Click to see detail.
Notice that the NWS symbols for thunderstorm, and the various conditions associated with types of thunderstorms storms look like logographic writing. The basic thunderstorm shorthand symbol is a horizontal line with a perpendicular straight line down on the left side, and a zig-zag line with arrow on the right. The zig-zag obviously represents a downward lightning path. Perhaps the left line represents the downward rush of rain and cold air, typical of a mature thunderstorm.
Actually, I had thought at first of just using the NWS thunderstorm symbol as the T-shirt design, but then thought the kanji script might be a good conversation starter. I hope you like my design. Maybe someday I could have the shirt printed out. Do you have any suggestions as to how I might improve the design? Please comment if you want us to order some!
It took the sap about 2:05 to flow through this one.
*References: I found a WordPress blogger who has posted articles about Japanese kanji script. He also posts interesting articles about Japanese culture. I defer to his expertise here.
The students in my graduate geography held a “Mini-Symposium” instead of taking a regular final exam.. These are the posters presented by the students December 12, 2018.
The students were to experience the professional experience of presenting an academic poster, perform a ‘conference-style” oral presentation, and submit a research paper for review. All of this experience in one day!
Geography and Voting Patterns in North Carolina — DeVare Jenkins
Peyotism and the Native American Church: An Ethno-Geographic Study Employing a “Five Themes” Approach. — Richard William Varner II
Teal’s Wonderful World of Golf — Jimmy Teal
Buddhism and the Five Themes of Cultural Geography — Sonya L. Hunt
Global Human Trafficking — LaToya Gholston
The Diffusion of Jazz in America from 1917-1969: Examining Jazz Through Recordings —Brandon Hyatt
Cultural Geography of Religious Cults – Katheryn Sonnen

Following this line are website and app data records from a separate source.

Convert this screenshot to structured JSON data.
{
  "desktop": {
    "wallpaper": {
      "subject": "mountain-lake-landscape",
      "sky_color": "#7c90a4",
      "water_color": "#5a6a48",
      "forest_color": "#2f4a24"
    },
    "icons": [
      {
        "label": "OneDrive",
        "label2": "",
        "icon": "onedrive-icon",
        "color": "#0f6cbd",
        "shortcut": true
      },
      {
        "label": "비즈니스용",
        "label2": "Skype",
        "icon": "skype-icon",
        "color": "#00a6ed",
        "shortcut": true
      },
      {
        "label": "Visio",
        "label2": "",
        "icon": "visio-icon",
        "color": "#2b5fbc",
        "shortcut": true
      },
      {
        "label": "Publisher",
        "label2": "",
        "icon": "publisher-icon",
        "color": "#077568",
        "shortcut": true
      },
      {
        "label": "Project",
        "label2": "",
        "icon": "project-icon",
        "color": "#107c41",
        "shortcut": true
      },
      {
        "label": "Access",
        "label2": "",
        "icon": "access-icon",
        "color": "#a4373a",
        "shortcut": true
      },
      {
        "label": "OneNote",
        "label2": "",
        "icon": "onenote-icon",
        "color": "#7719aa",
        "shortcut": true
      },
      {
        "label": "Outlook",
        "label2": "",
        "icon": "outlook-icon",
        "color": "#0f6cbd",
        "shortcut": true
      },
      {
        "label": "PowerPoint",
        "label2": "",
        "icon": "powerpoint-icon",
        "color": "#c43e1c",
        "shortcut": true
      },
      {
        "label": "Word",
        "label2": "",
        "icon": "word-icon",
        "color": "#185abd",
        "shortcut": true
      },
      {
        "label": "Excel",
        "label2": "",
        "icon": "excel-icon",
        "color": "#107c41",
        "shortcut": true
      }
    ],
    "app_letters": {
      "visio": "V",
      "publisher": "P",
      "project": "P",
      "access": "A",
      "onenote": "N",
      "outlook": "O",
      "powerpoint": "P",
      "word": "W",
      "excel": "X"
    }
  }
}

It was also good to see that some faculty and administrators were able to attend:
Good job people! Let’s present these at the Graduate Symposium this April!